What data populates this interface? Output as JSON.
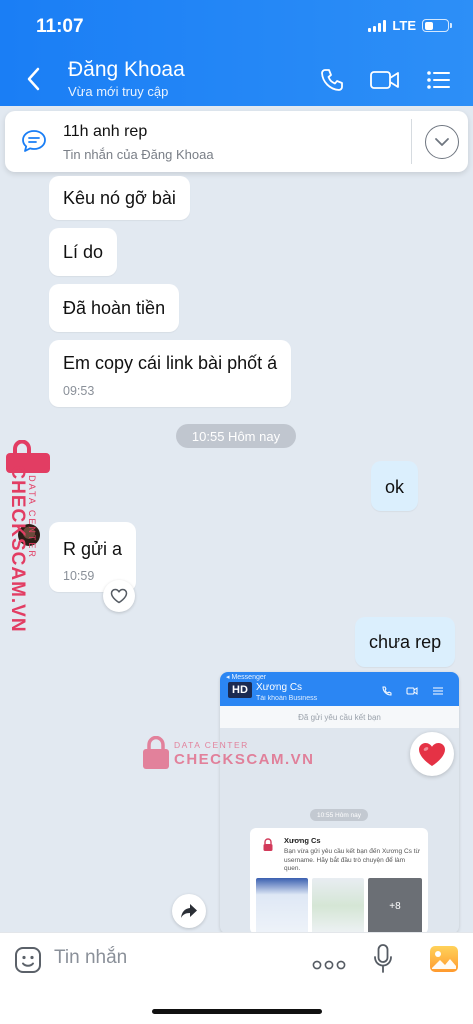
{
  "status_bar": {
    "time": "11:07",
    "network": "LTE",
    "battery_percent": 40
  },
  "header": {
    "contact_name": "Đăng Khoaa",
    "contact_status": "Vừa mới truy cập",
    "back_icon": "chevron-left-icon",
    "actions": [
      "phone-icon",
      "video-icon",
      "menu-list-icon"
    ]
  },
  "pinned": {
    "title": "11h anh rep",
    "subtitle": "Tin nhắn của Đăng Khoaa"
  },
  "messages": [
    {
      "from": "them",
      "text": "Kêu nó gỡ bài"
    },
    {
      "from": "them",
      "text": "Lí do"
    },
    {
      "from": "them",
      "text": "Đã hoàn tiền"
    },
    {
      "from": "them",
      "text": "Em copy cái link bài phốt á",
      "time": "09:53"
    },
    {
      "type": "separator",
      "text": "10:55 Hôm nay"
    },
    {
      "from": "me",
      "text": "ok"
    },
    {
      "from": "them",
      "text": "R gửi a",
      "time": "10:59"
    },
    {
      "from": "me",
      "text": "chưa rep"
    }
  ],
  "embedded_screenshot": {
    "app_label": "◂ Messenger",
    "badge": "HD",
    "name": "Xương Cs",
    "subtitle": "Tài khoản Business",
    "request_text": "Đã gửi yêu cầu kết bạn",
    "time_pill": "10:55 Hôm nay",
    "card_title": "Xương Cs",
    "card_body": "Bạn vừa gửi yêu cầu kết bạn đến Xương Cs từ username. Hãy bắt đầu trò chuyện để làm quen.",
    "more_count": "+8"
  },
  "reaction": "heart",
  "watermark": {
    "brand": "CHECKSCAM.VN",
    "tag": "DATA CENTER"
  },
  "composer": {
    "placeholder": "Tin nhắn",
    "more_label": "ooo"
  },
  "colors": {
    "header": "#1a7ef5",
    "background": "#e2e9f1",
    "my_bubble": "#dbeffd",
    "watermark": "#e23d63"
  }
}
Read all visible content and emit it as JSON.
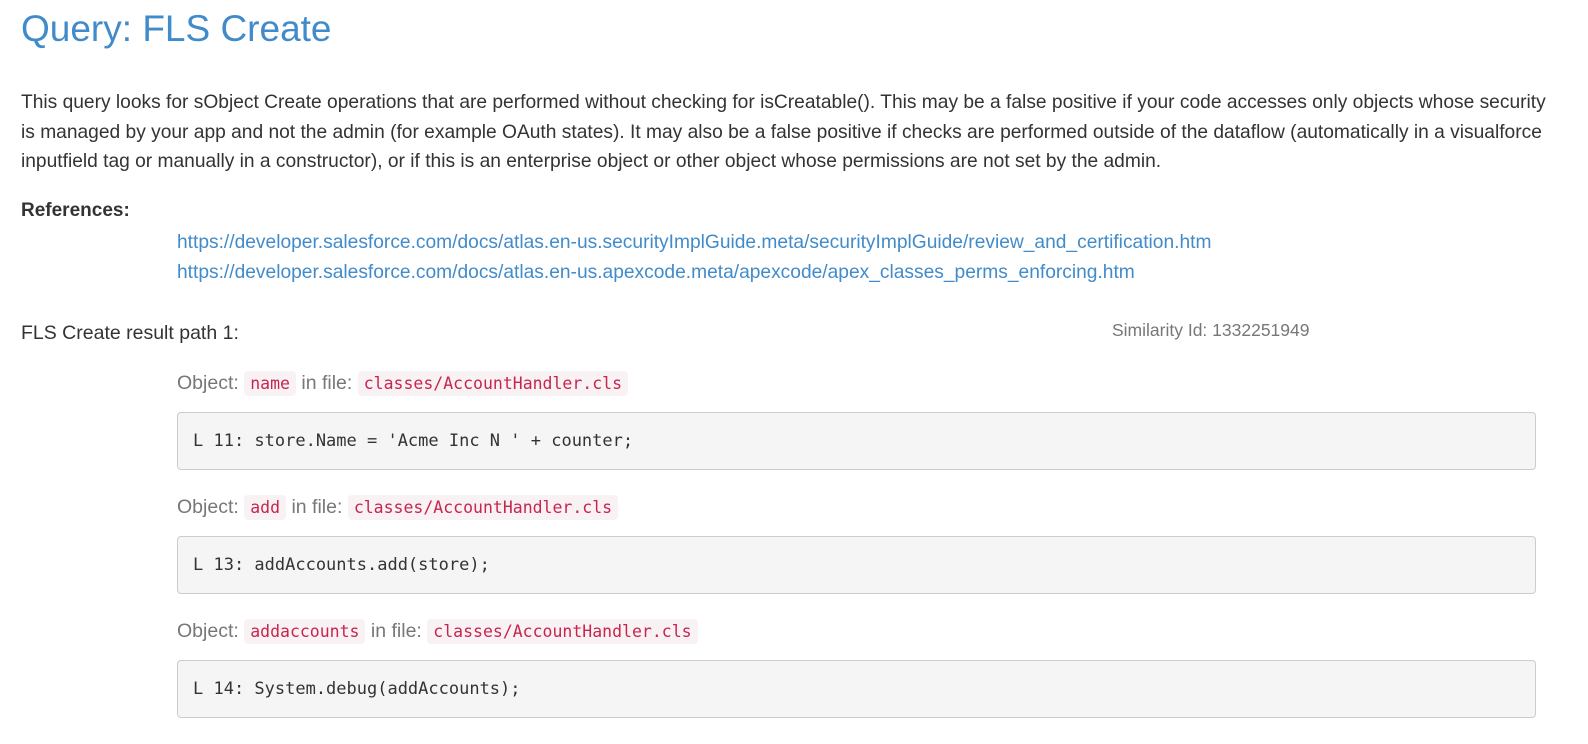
{
  "query": {
    "title": "Query: FLS Create",
    "description": "This query looks for sObject Create operations that are performed without checking for isCreatable(). This may be a false positive if your code accesses only objects whose security is managed by your app and not the admin (for example OAuth states). It may also be a false positive if checks are performed outside of the dataflow (automatically in a visualforce inputfield tag or manually in a constructor), or if this is an enterprise object or other object whose permissions are not set by the admin."
  },
  "references": {
    "label": "References:",
    "links": [
      "https://developer.salesforce.com/docs/atlas.en-us.securityImplGuide.meta/securityImplGuide/review_and_certification.htm",
      "https://developer.salesforce.com/docs/atlas.en-us.apexcode.meta/apexcode/apex_classes_perms_enforcing.htm"
    ]
  },
  "result_path": {
    "heading": "FLS Create result path 1:",
    "similarity": "Similarity Id: 1332251949",
    "steps": [
      {
        "object_label": "Object:",
        "object": "name",
        "file_label": "in file:",
        "file": "classes/AccountHandler.cls",
        "code": "L 11: store.Name = 'Acme Inc N ' + counter;"
      },
      {
        "object_label": "Object:",
        "object": "add",
        "file_label": "in file:",
        "file": "classes/AccountHandler.cls",
        "code": "L 13: addAccounts.add(store);"
      },
      {
        "object_label": "Object:",
        "object": "addaccounts",
        "file_label": "in file:",
        "file": "classes/AccountHandler.cls",
        "code": "L 14: System.debug(addAccounts);"
      }
    ]
  },
  "colors": {
    "link": "#428bca",
    "code_text": "#c7254e",
    "code_bg": "#f9f2f4",
    "muted": "#777777"
  }
}
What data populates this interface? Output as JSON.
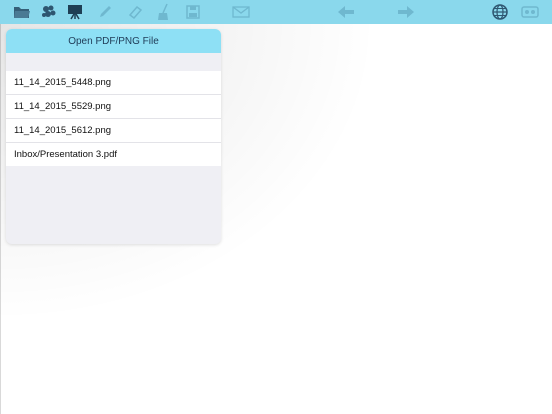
{
  "toolbar": {
    "icons": [
      "folder-icon",
      "palette-icon",
      "easel-icon",
      "pencil-icon",
      "eraser-icon",
      "broom-icon",
      "save-icon",
      "mail-icon",
      "undo-arrow-icon",
      "redo-arrow-icon",
      "globe-icon",
      "tape-icon"
    ],
    "color": "#8ad8ec"
  },
  "popover": {
    "title": "Open PDF/PNG File",
    "files": [
      "11_14_2015_5448.png",
      "11_14_2015_5529.png",
      "11_14_2015_5612.png",
      "Inbox/Presentation 3.pdf"
    ]
  }
}
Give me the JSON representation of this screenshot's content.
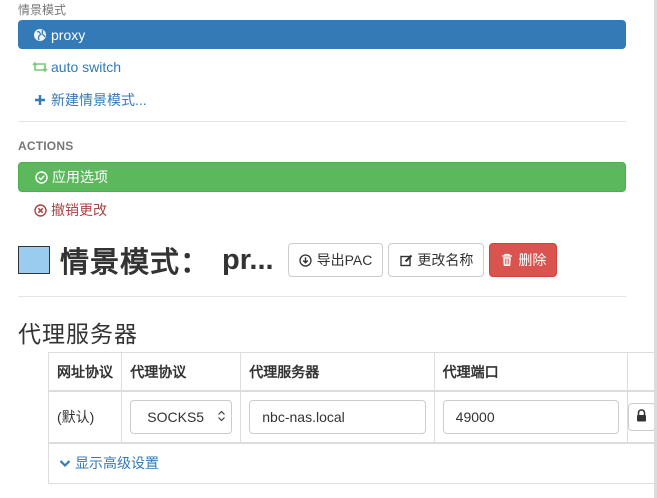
{
  "sidebar": {
    "profiles_header": "情景模式",
    "profiles": [
      {
        "label": "proxy",
        "icon": "globe-icon",
        "active": true
      },
      {
        "label": "auto switch",
        "icon": "retweet-icon",
        "active": false
      },
      {
        "label": "新建情景模式...",
        "icon": "plus-icon",
        "active": false
      }
    ],
    "actions_header": "ACTIONS",
    "actions": [
      {
        "label": "应用选项",
        "icon": "check-circle-icon"
      },
      {
        "label": "撤销更改",
        "icon": "x-circle-icon"
      }
    ]
  },
  "profile": {
    "title": "情景模式：",
    "name": "pr...",
    "color": "#99ccee",
    "buttons": {
      "export": "导出PAC",
      "rename": "更改名称",
      "delete": "删除"
    }
  },
  "proxy_section": {
    "title": "代理服务器",
    "columns": [
      "网址协议",
      "代理协议",
      "代理服务器",
      "代理端口"
    ],
    "row": {
      "scheme": "(默认)",
      "protocol": "SOCKS5",
      "server": "nbc-nas.local",
      "port": "49000"
    },
    "advanced_toggle": "显示高级设置"
  },
  "colors": {
    "primary": "#337ab7",
    "success": "#5cb85c",
    "danger": "#d9534f",
    "danger_text": "#a94442",
    "autoswitch_icon": "#7fc47f"
  }
}
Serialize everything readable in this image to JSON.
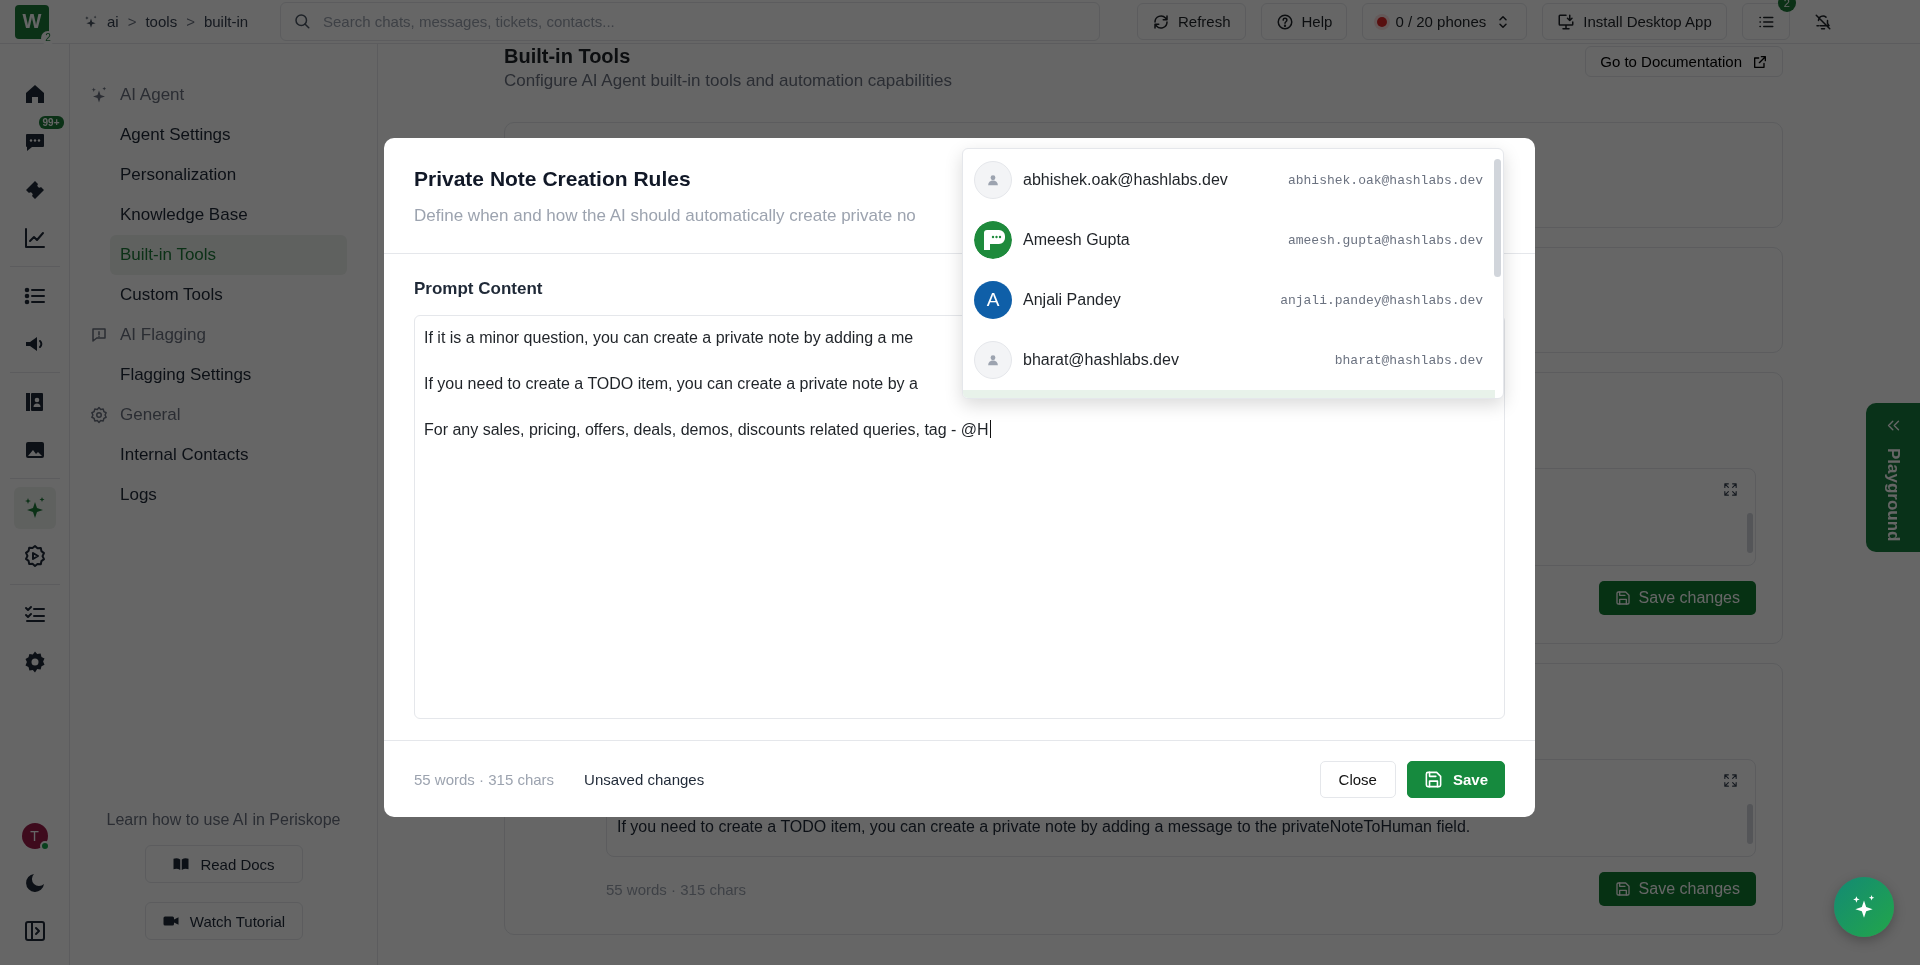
{
  "topbar": {
    "logo": "W",
    "logo_badge": "2",
    "breadcrumb": [
      "ai",
      "tools",
      "built-in"
    ],
    "separator": ">",
    "search": {
      "placeholder": "Search chats, messages, tickets, contacts..."
    },
    "buttons": [
      {
        "kind": "refresh",
        "label": "Refresh"
      },
      {
        "kind": "help",
        "label": "Help"
      },
      {
        "kind": "phones",
        "label": "0 / 20 phones"
      },
      {
        "kind": "install",
        "label": "Install Desktop App"
      }
    ],
    "tasks_badge": "2"
  },
  "rail": {
    "items": [
      {
        "kind": "home",
        "selected": false
      },
      {
        "kind": "chat",
        "selected": false,
        "badge": "99+"
      },
      {
        "kind": "ticket",
        "selected": false
      },
      {
        "kind": "chart",
        "selected": false,
        "divider_after": true
      },
      {
        "kind": "list",
        "selected": false
      },
      {
        "kind": "megaphone",
        "selected": false,
        "divider_after": true
      },
      {
        "kind": "contacts",
        "selected": false
      },
      {
        "kind": "image",
        "selected": false,
        "divider_after": true
      },
      {
        "kind": "sparkle",
        "selected": true
      },
      {
        "kind": "gearplay",
        "selected": false,
        "divider_after": true
      },
      {
        "kind": "checklist",
        "selected": false
      },
      {
        "kind": "gear",
        "selected": false
      }
    ],
    "avatar": {
      "initial": "T",
      "online": true
    }
  },
  "sidebar": {
    "sections": [
      {
        "kind": "sparkle",
        "title": "AI Agent",
        "items": [
          {
            "label": "Agent Settings",
            "selected": false
          },
          {
            "label": "Personalization",
            "selected": false
          },
          {
            "label": "Knowledge Base",
            "selected": false
          },
          {
            "label": "Built-in Tools",
            "selected": true
          },
          {
            "label": "Custom Tools",
            "selected": false
          }
        ]
      },
      {
        "kind": "flag",
        "title": "AI Flagging",
        "items": [
          {
            "label": "Flagging Settings",
            "selected": false
          }
        ]
      },
      {
        "kind": "cog",
        "title": "General",
        "items": [
          {
            "label": "Internal Contacts",
            "selected": false
          },
          {
            "label": "Logs",
            "selected": false
          }
        ]
      }
    ],
    "help_text": "Learn how to use AI in Periskope",
    "buttons": [
      {
        "kind": "docs",
        "label": "Read Docs"
      },
      {
        "kind": "video",
        "label": "Watch Tutorial"
      }
    ]
  },
  "page": {
    "title": "Built-in Tools",
    "subtitle": "Configure AI Agent built-in tools and automation capabilities",
    "doc_button": "Go to Documentation",
    "cards": [
      {
        "kind": "empty"
      },
      {
        "kind": "empty"
      },
      {
        "kind": "editor",
        "save_button": "Save changes"
      },
      {
        "kind": "editor",
        "text": "If you need to create a TODO item, you can create a private note by adding a message to the privateNoteToHuman field.",
        "counter": "55 words · 315 chars",
        "save_button": "Save changes"
      }
    ]
  },
  "playground_tab": "Playground",
  "modal": {
    "title": "Private Note Creation Rules",
    "subtitle": "Define when and how the AI should automatically create private no",
    "field_label": "Prompt Content",
    "lines": [
      "If it is a minor question, you can create a private note by adding a me",
      "If you need to create a TODO item, you can create a private note by a",
      "For any sales, pricing, offers, deals, demos, discounts related queries, tag - @H"
    ],
    "counter": "55 words · 315 chars",
    "status": "Unsaved changes",
    "buttons": [
      {
        "kind": "secondary",
        "label": "Close"
      },
      {
        "kind": "primary",
        "label": "Save"
      }
    ]
  },
  "mention_menu": {
    "items": [
      {
        "name": "abhishek.oak@hashlabs.dev",
        "email": "abhishek.oak@hashlabs.dev",
        "kind": "placeholder",
        "selected": false
      },
      {
        "name": "Ameesh Gupta",
        "email": "ameesh.gupta@hashlabs.dev",
        "kind": "logo",
        "selected": false
      },
      {
        "name": "Anjali Pandey",
        "email": "anjali.pandey@hashlabs.dev",
        "kind": "initial",
        "initial": "A",
        "selected": false
      },
      {
        "name": "bharat@hashlabs.dev",
        "email": "bharat@hashlabs.dev",
        "kind": "placeholder",
        "selected": false
      },
      {
        "selected": true
      }
    ]
  }
}
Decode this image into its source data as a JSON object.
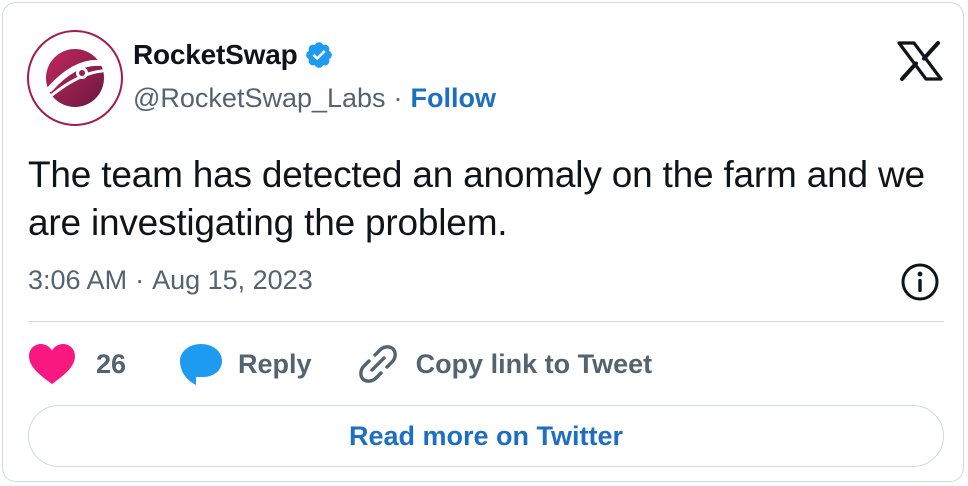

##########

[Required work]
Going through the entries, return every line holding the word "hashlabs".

[Output for this exercise]
        "name": "abhishek.oak@hashlabs.dev",
        "email": "abhishek.oak@hashlabs.dev",
        "email": "ameesh.gupta@hashlabs.dev",
        "email": "anjali.pandey@hashlabs.dev",
        "name": "bharat@hashlabs.dev",
        "email": "bharat@hashlabs.dev",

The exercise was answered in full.